Start of INPUT FOR THIS TASK

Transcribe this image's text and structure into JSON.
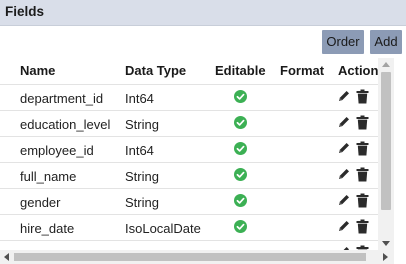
{
  "panel": {
    "title": "Fields"
  },
  "toolbar": {
    "order_label": "Order",
    "add_label": "Add"
  },
  "table": {
    "headers": [
      "Name",
      "Data Type",
      "Editable",
      "Format",
      "Action"
    ],
    "rows": [
      {
        "name": "department_id",
        "type": "Int64",
        "editable": true,
        "format": ""
      },
      {
        "name": "education_level",
        "type": "String",
        "editable": true,
        "format": ""
      },
      {
        "name": "employee_id",
        "type": "Int64",
        "editable": true,
        "format": ""
      },
      {
        "name": "full_name",
        "type": "String",
        "editable": true,
        "format": ""
      },
      {
        "name": "gender",
        "type": "String",
        "editable": true,
        "format": ""
      },
      {
        "name": "hire_date",
        "type": "IsoLocalDate",
        "editable": true,
        "format": ""
      }
    ]
  },
  "colors": {
    "header_bg": "#d9dee9",
    "button_bg": "#8c9bb5",
    "check_green": "#3cb054",
    "icon_dark": "#2b2b2b"
  },
  "icons": {
    "editable": "check-circle-icon",
    "edit": "pencil-icon",
    "delete": "trash-icon"
  }
}
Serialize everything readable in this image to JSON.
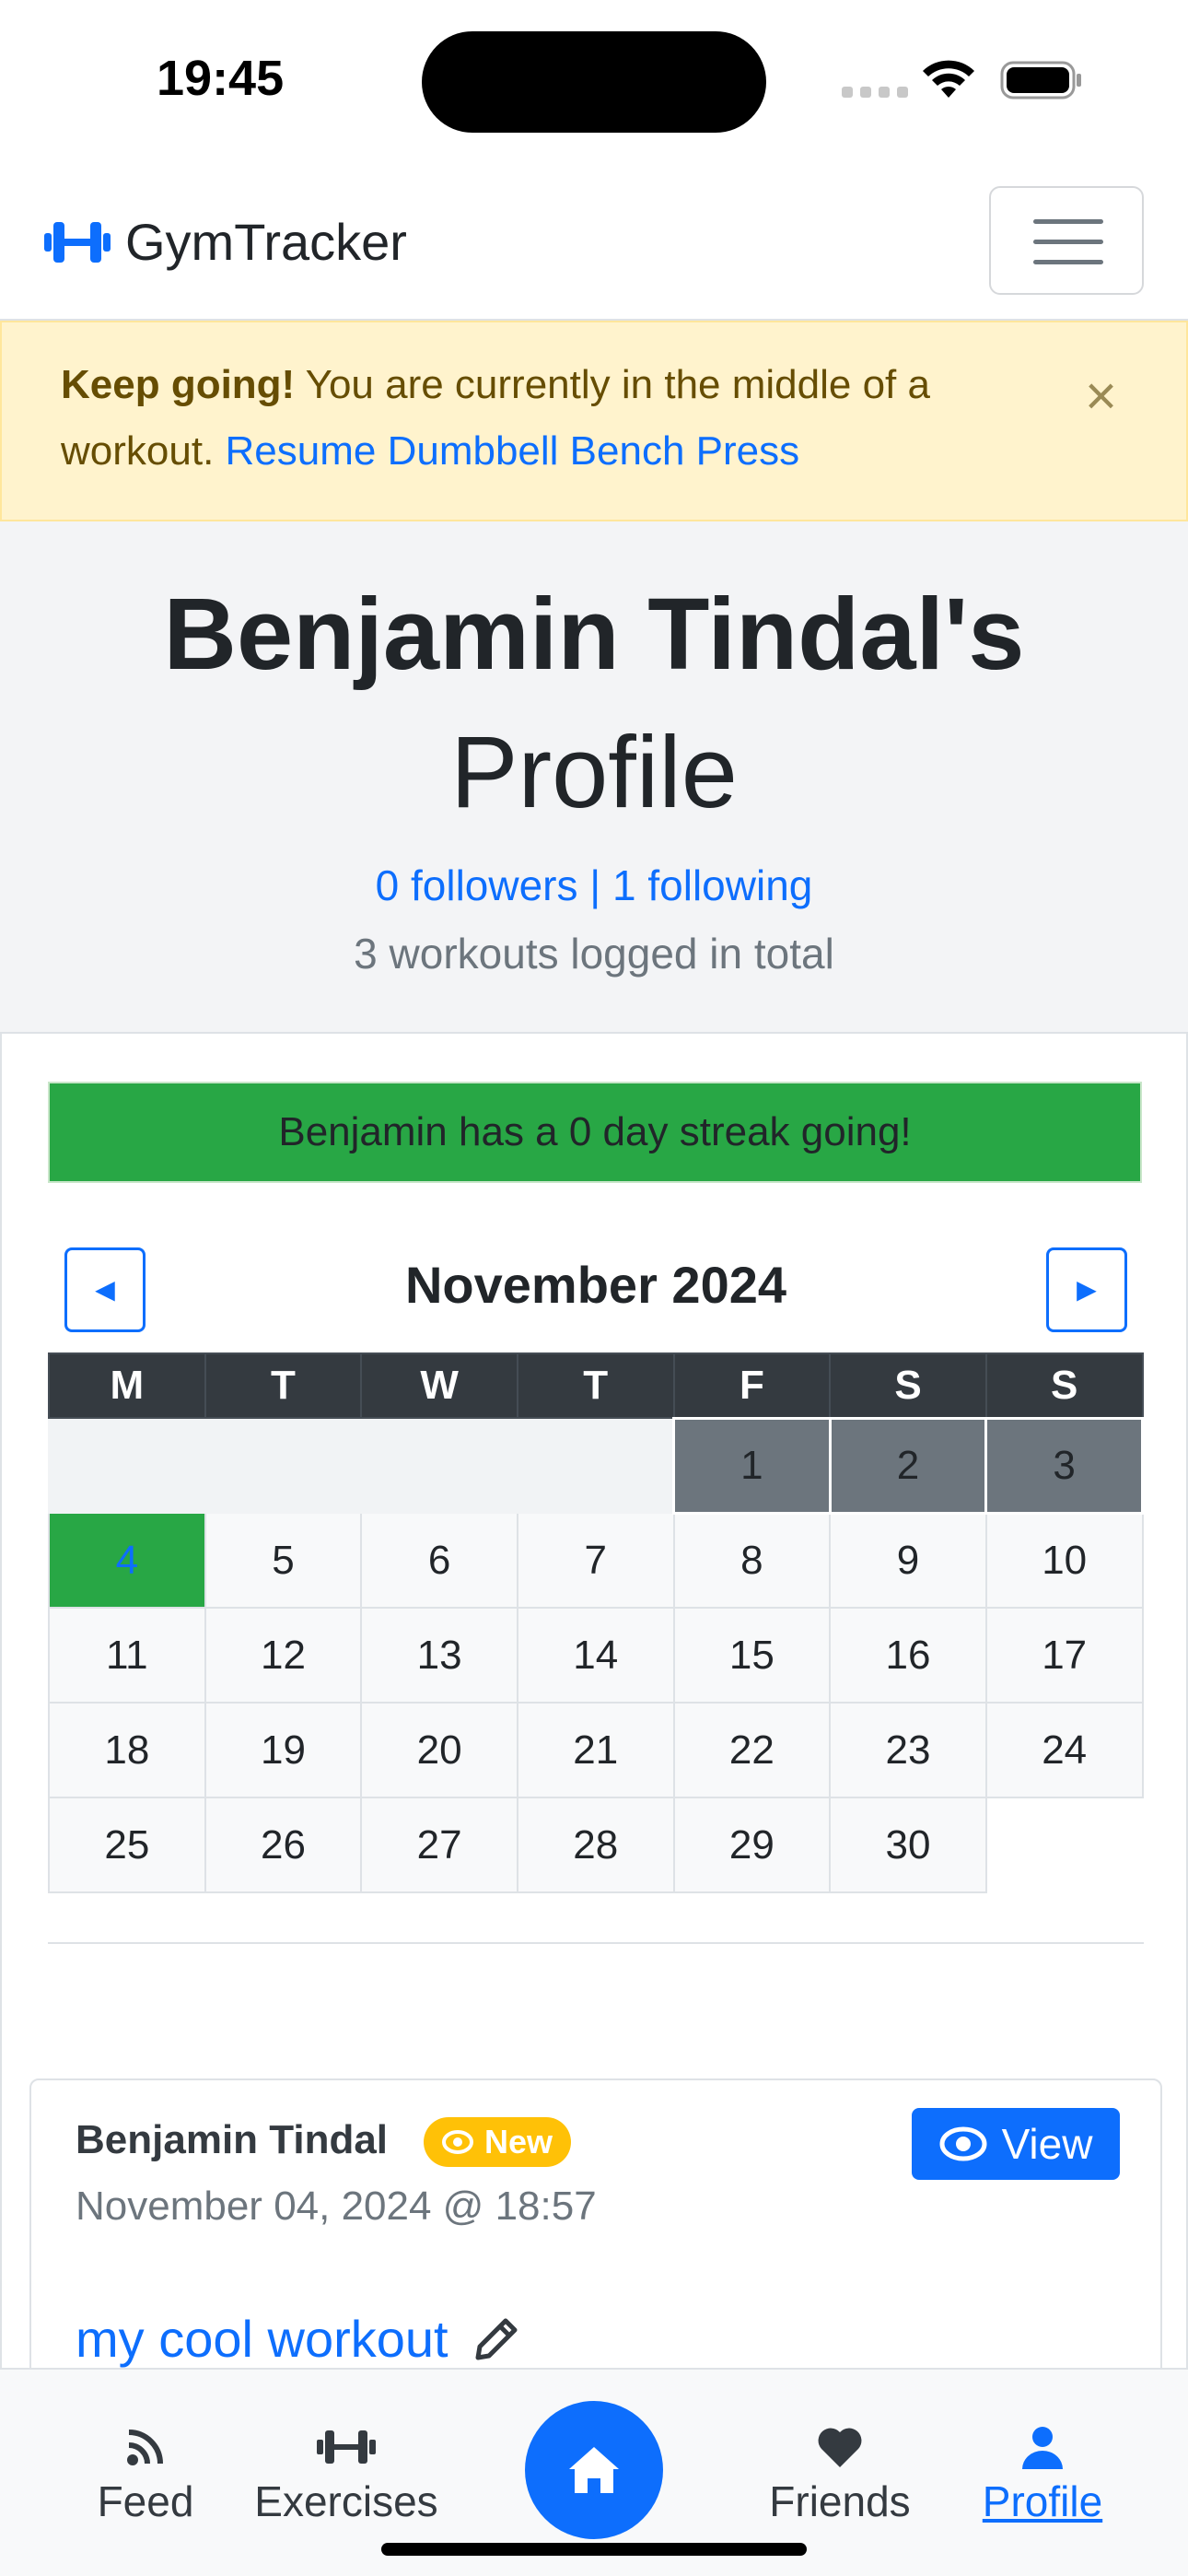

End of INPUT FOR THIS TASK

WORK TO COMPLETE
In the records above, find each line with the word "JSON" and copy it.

TASK RESPONSE
Transcribe this image's text and structure into JSON.
Serialize everything readable in this image to JSON.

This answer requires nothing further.